Yesterday I took the kids to several tourist attractions in Bahrain. I had all of the kids because Nadia and Ale were judging an art competition at a local school and Diego had some correspondence to complete. I loaded up the car with all four kids, took out the map, packed drinks and snacks, and set out to explore the island.
We first went to the Bahrain Fort. The fort rests on top of a “tell” which is an archeological term meaning an area that has been built up to a mound because of through the centuries it has been occupied. The tell around the fort is only partially excavated and it would be a good project to excavate and document the entire site. Bahrain was a trading post since antiquity, first being occupied by the Dilmuns. The Persians (Iranians) controlled the islands for a long time, probably longer than the Arabs, hence the name, the Persian Gulf. A fortress was built on the site by the Portuguese. Bahrain has long been known as a site for the processing of pearls. The site is located near to the water which makes sense. The kids loved playing hide and seek and running through the arches, steps, and corridors of the fort. We spent a couple hours exploring every nook and cranny of the place.
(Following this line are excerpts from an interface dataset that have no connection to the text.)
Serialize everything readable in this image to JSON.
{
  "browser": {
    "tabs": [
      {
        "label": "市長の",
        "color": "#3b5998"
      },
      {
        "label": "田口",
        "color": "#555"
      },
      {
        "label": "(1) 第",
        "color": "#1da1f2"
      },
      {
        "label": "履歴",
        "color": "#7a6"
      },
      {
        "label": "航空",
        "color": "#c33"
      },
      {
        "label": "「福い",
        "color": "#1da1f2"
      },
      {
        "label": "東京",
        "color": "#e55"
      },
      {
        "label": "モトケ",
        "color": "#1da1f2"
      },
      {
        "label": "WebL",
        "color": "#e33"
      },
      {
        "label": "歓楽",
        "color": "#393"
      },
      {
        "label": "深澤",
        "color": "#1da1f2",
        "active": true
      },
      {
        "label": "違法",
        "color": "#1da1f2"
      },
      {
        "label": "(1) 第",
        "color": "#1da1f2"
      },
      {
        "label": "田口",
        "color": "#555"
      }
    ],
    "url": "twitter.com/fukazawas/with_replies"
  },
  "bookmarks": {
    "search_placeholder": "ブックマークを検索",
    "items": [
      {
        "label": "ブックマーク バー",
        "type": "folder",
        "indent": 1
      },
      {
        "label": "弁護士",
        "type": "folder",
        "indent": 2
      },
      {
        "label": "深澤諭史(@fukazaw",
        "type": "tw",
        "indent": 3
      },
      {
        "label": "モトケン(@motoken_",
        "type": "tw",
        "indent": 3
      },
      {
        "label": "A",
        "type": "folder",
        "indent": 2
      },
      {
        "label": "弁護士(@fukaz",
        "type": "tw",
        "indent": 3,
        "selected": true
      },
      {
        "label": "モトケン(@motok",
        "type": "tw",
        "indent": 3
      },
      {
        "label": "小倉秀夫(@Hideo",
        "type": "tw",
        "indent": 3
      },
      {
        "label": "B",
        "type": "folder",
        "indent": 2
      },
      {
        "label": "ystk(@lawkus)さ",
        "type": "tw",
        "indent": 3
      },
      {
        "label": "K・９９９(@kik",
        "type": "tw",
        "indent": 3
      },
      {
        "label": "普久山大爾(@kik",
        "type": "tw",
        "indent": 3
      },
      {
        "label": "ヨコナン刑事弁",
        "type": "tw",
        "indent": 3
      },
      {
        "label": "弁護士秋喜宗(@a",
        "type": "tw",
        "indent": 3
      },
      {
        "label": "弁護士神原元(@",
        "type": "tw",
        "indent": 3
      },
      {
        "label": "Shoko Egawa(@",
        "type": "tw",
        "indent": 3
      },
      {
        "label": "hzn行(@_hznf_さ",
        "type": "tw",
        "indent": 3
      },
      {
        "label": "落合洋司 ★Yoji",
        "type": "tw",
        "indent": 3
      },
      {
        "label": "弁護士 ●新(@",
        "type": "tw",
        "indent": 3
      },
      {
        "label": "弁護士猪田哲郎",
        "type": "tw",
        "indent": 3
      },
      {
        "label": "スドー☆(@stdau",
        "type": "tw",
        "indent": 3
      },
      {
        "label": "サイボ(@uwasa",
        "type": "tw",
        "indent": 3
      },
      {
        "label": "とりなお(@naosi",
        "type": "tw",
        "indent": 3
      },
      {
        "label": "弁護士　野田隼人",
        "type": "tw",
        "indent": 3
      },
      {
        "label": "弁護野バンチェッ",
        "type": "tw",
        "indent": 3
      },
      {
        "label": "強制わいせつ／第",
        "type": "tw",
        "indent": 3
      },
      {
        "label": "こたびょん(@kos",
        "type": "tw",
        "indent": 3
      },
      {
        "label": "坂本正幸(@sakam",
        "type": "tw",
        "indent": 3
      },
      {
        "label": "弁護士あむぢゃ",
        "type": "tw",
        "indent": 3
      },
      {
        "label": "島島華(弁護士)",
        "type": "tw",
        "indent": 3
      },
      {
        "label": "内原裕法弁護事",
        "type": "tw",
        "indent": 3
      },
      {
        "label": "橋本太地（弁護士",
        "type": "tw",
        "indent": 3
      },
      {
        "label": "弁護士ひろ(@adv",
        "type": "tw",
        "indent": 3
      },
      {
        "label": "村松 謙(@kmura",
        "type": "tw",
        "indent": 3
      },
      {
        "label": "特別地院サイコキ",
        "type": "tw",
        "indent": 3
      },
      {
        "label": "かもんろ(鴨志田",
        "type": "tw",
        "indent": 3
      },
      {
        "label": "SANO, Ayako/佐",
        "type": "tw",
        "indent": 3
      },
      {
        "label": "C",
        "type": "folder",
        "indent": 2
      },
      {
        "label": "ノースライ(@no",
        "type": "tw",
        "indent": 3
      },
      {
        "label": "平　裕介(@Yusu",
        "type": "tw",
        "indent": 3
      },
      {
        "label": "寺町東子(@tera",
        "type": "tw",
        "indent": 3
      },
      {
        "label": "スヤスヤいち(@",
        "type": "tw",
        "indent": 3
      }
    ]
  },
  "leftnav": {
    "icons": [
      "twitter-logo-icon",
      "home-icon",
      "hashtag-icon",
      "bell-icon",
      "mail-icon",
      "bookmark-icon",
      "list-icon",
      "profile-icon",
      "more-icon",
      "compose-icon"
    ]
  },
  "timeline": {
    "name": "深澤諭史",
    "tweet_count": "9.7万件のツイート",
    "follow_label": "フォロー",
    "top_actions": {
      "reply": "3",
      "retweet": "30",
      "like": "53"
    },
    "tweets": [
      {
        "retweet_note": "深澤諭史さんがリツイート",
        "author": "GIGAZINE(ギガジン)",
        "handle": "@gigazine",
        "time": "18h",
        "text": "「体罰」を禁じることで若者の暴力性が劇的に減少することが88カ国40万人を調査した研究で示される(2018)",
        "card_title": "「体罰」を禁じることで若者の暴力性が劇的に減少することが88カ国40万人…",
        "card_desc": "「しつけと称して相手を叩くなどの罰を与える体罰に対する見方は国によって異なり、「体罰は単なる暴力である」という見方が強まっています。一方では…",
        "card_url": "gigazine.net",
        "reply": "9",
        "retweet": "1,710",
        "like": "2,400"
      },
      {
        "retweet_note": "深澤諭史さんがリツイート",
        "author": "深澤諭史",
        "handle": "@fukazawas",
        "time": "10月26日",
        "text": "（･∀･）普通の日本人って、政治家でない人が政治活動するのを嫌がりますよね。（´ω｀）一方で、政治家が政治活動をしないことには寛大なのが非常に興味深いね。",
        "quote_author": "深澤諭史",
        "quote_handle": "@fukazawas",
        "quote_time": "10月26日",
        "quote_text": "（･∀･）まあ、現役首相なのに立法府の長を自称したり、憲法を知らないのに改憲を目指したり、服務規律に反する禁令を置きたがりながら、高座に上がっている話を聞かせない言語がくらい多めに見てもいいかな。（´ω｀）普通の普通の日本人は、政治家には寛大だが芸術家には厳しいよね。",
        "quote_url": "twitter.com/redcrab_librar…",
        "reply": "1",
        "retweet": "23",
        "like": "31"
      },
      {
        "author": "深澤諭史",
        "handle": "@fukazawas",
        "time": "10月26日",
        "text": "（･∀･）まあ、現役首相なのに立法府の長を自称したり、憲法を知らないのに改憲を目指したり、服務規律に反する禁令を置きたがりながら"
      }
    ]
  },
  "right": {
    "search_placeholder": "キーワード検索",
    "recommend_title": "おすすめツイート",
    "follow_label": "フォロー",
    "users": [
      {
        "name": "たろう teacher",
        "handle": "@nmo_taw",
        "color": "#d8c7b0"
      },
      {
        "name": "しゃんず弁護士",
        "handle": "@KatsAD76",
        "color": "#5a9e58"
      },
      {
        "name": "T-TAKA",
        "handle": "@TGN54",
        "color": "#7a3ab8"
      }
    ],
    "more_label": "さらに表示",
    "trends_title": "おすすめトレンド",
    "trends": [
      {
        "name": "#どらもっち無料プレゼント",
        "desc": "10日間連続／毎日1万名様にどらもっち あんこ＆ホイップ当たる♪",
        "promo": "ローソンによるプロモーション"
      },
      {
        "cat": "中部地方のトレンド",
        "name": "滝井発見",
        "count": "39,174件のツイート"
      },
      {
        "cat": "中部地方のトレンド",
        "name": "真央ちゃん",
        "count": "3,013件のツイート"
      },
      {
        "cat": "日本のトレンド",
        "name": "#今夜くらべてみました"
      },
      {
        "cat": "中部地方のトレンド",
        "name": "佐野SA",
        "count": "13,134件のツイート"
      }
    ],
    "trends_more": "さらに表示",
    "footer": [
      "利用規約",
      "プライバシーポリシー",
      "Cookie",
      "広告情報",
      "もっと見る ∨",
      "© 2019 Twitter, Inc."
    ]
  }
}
We then drove down to the nearby beach and collected shells. I’ll do a blog post on the items we found later, which I’ll need help deciphering several messages we found from any Arabic readers out there. We ended our morning excursion with a tour of the Al Fateh Mosque.
The mosque was very impressive. It is huge and magnificent! The place can fit 7,000 worshippers and the amount of money that went into the mosque, from meters and meters of Italian marble in the courtyard, to the main chandelier of the great dome in the hall – the government must have spent millions of dollars. I think it is really nice that it is open to the “infidels” and they have it set up to teach foreigners about Islam. The woman at the desk was quite helpful and gave us complimentary books about Islam for children and in Spanish for Popa. They had signs explaining how to pray and do ablutions (ritual washing before prayer). I taught the kids about Mecca, Allah, etc. We also heard the call to prayer from the two huge towers outside the mosque. I hope to upload it to my flickr account, but am struggling with the internet speed here.
We then met up with the rest of the family for a late lunch in “American Alley.” This is a street just outside the US Naval base downtown that features dozens of US and international fast food chain restaurants. We ate Mediterranean Grill, a restaurant similar to TGIF or Applebees. We stopped in the harbor and took photos of the sunset of the Manama skyline. There are many beautiful skyscrapers on reclaimed land near the harbor. Below on the left of the photo is the Bahrain Financial Harbor building designed to reflect the colors of the sunset.